We most commonly refer to this as the “Golden Rule”, or as paraphrased: Do unto others as you would have them do to you. Or as we might say in our pop culture, “hey just do the right thing.”
But this allows us to slip away from the truth. It allows us to say basically that we will not actively harm anyone, and will basically treat everyone with equal good manners. We will, in effect, be nice people as we expect people to be nice to us.
And there is nothing bad in this. It is certainly laudable, and if practiced by all, would improve our world immensely.
Yet Jesus, used the words, love your neighbor as yourself, and this is something a bit different.
We are, most of us at least, trapped in our egos. Our ego is, so psychologists tell us, directed by three basic motivations: (1) the desire for power and control, (2) the desire for affection and esteem, and (3) the desire for security and survival.
It is the journey of spiritual work to get beyond these self-centered aspects of ourselves, and see the “big picture” of nonduality–that God and we are one, and that we are one with one another.
This is no easy task as Deepak Chopra reminds us in one of his statements of truth:
“Everyone is doing the best they can from their own level of consciousness.”
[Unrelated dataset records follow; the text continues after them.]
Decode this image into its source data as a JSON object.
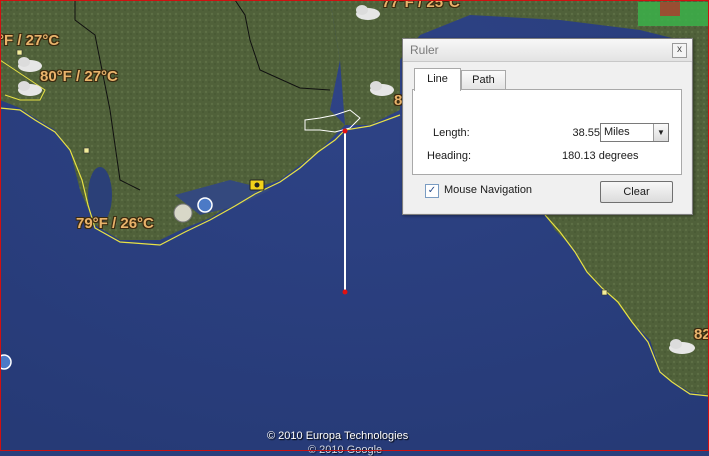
{
  "map": {
    "weather_labels": [
      {
        "id": "w1",
        "text": "°F / 27°C"
      },
      {
        "id": "w2",
        "text": "80°F / 27°C"
      },
      {
        "id": "w3",
        "text": "79°F / 26°C"
      },
      {
        "id": "w4",
        "text": "77°F / 25°C"
      },
      {
        "id": "w5",
        "text": "8"
      },
      {
        "id": "w6",
        "text": "82"
      }
    ],
    "copyright": "© 2010 Europa Technologies",
    "copyright_2": "© 2010 Google",
    "colors": {
      "ocean": "#2b3f7d",
      "land": "#4f6233",
      "coastline": "#e8e245",
      "ruler_line": "#ffffff",
      "border": "#d01010"
    }
  },
  "ruler": {
    "title": "Ruler",
    "close_label": "x",
    "tabs": [
      {
        "label": "Line",
        "active": true
      },
      {
        "label": "Path",
        "active": false
      }
    ],
    "length_label": "Length:",
    "length_value": "38.55",
    "unit": "Miles",
    "heading_label": "Heading:",
    "heading_value": "180.13 degrees",
    "mouse_navigation_label": "Mouse Navigation",
    "mouse_navigation_checked": true,
    "clear_label": "Clear"
  }
}
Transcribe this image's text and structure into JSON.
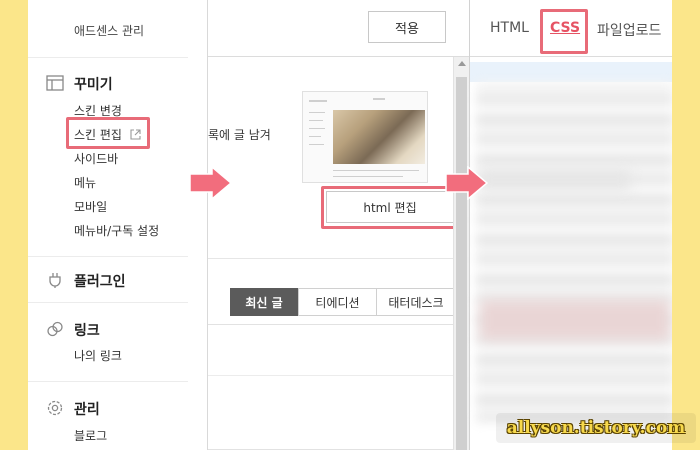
{
  "sidebar": {
    "top_item": "애드센스 관리",
    "sections": [
      {
        "title": "꾸미기",
        "icon": "layout-icon",
        "items": [
          "스킨 변경",
          "스킨 편집",
          "사이드바",
          "메뉴",
          "모바일",
          "메뉴바/구독 설정"
        ]
      },
      {
        "title": "플러그인",
        "icon": "plug-icon",
        "items": []
      },
      {
        "title": "링크",
        "icon": "link-icon",
        "items": [
          "나의 링크"
        ]
      },
      {
        "title": "관리",
        "icon": "gear-icon",
        "items": [
          "블로그"
        ]
      }
    ],
    "highlighted_item": "스킨 편집"
  },
  "middle": {
    "apply_button": "적용",
    "partial_text": "록에 글 남겨",
    "html_edit_button": "html 편집",
    "tabs": [
      "최신 글",
      "티에디션",
      "태터데스크"
    ],
    "active_tab": "최신 글"
  },
  "editor": {
    "tabs": [
      "HTML",
      "CSS",
      "파일업로드"
    ],
    "active_tab": "CSS"
  },
  "colors": {
    "highlight": "#e86b78",
    "arrow": "#f26d7d",
    "background": "#fbe68a",
    "active_tab_bg": "#5b5b5b"
  },
  "watermark": "allyson.tistory.com"
}
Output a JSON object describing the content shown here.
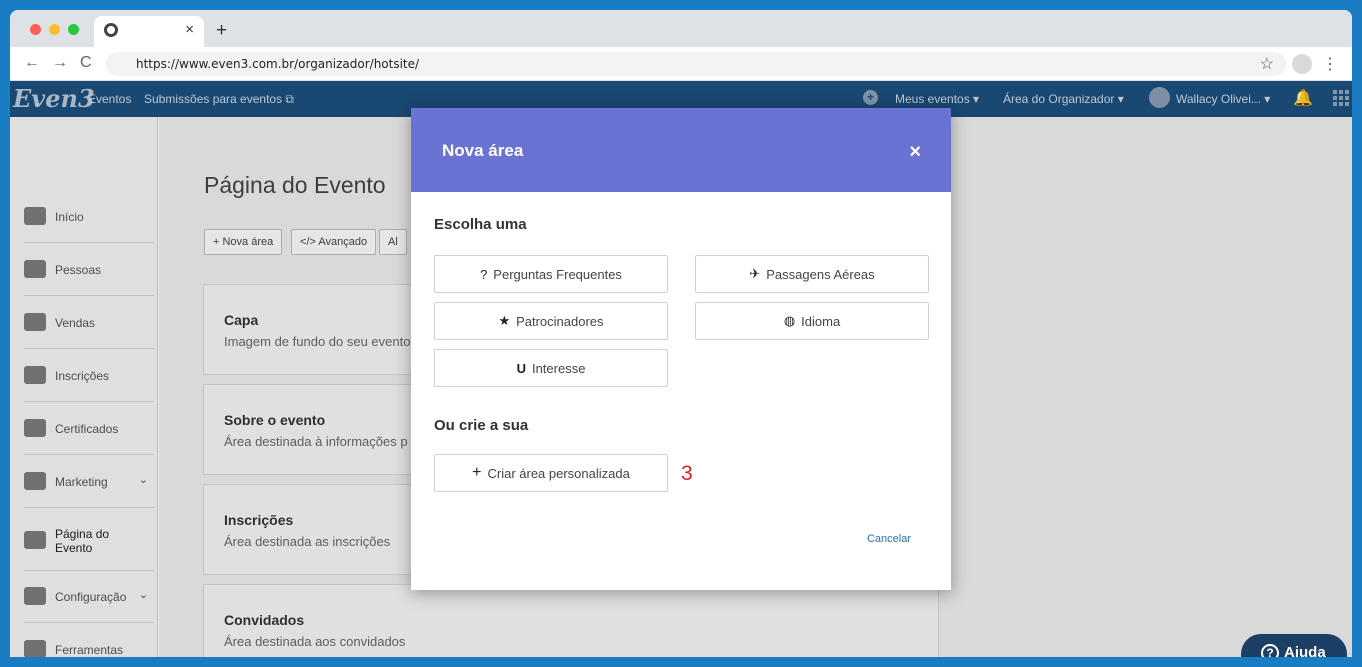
{
  "browser": {
    "url": "https://www.even3.com.br/organizador/hotsite/",
    "tab_close": "×",
    "new_tab": "+",
    "back": "←",
    "forward": "→",
    "reload": "C",
    "bookmark": "☆",
    "menu": "⋮",
    "traffic_lights": [
      "#ff5f57",
      "#febc2e",
      "#28c840"
    ]
  },
  "header": {
    "logo": "Even3",
    "nav": [
      "Eventos",
      "Submissões para eventos"
    ],
    "add": "+",
    "meus_eventos": "Meus eventos ▾",
    "area_organizador": "Área do Organizador ▾",
    "user": "Wallacy Olivei... ▾",
    "bell": "🔔"
  },
  "sidebar": {
    "items": [
      {
        "label": "Início"
      },
      {
        "label": "Pessoas"
      },
      {
        "label": "Vendas"
      },
      {
        "label": "Inscrições"
      },
      {
        "label": "Certificados"
      },
      {
        "label": "Marketing",
        "chevron": "⌄"
      },
      {
        "label": "Página do Evento"
      },
      {
        "label": "Configuração",
        "chevron": "⌄"
      },
      {
        "label": "Ferramentas"
      }
    ]
  },
  "main": {
    "title": "Página do Evento",
    "toolbar": [
      "+ Nova área",
      "</> Avançado",
      "Al"
    ],
    "cards": [
      {
        "title": "Capa",
        "desc": "Imagem de fundo do seu evento"
      },
      {
        "title": "Sobre o evento",
        "desc": "Área destinada à informações p"
      },
      {
        "title": "Inscrições",
        "desc": "Área destinada as inscrições"
      },
      {
        "title": "Convidados",
        "desc": "Área destinada aos convidados"
      }
    ]
  },
  "modal": {
    "title": "Nova área",
    "close": "×",
    "choose_heading": "Escolha uma",
    "options": [
      {
        "label": "Perguntas Frequentes",
        "icon": "?"
      },
      {
        "label": "Passagens Aéreas",
        "icon": "✈"
      },
      {
        "label": "Patrocinadores",
        "icon": "★"
      },
      {
        "label": "Idioma",
        "icon": "◍"
      },
      {
        "label": "Interesse",
        "icon": "U"
      }
    ],
    "create_heading": "Ou crie a sua",
    "create_label": "Criar área personalizada",
    "create_icon": "+",
    "step": "3",
    "cancel": "Cancelar"
  },
  "help": {
    "label": "Ajuda",
    "icon": "?"
  }
}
What this means is that no one, not the ax murderer, the serial adulterer, or the bully, is acting knowingly to harm themselves. They are in fact, wrong thinking as it may be, acting out of some sense that at this moment in time, the action they take is helpful to one of those three ego objectives.
How does that impact loving neighbor as ourselves?
It suggests that just being a generally good person is not enough. If we understand ourselves to do base and inappropriate things, or at least to be pulled in that direction, that is ourself. So we are called to love all the dark places in each other, recognizing that that is ourself too.
In other words, we approach the love that the Christ and God have for us, love that is truly unconditional, that looks with pity upon our failings and our dark moments, and yet continually calls us to a higher place. That is the love that Jesus calls us to. It is a radical love, one that cannot see others as anything but reflections of ourselves. And with the same ferocity that we “love” ourselves, we “love” them.
This doesn’t mean we condone wrongs, nor that we don’t attempt to correct behavior. But we do so from a place of radical love. This is what Jesus meant. Or so I believe.
**Ideas for this post come from: Cynthia Bourgeault’s Centering Prayer and Inner Awakening, Jim Marion’s Putting on the Mind of Christ, and Deepak Chopra’s How to Know God.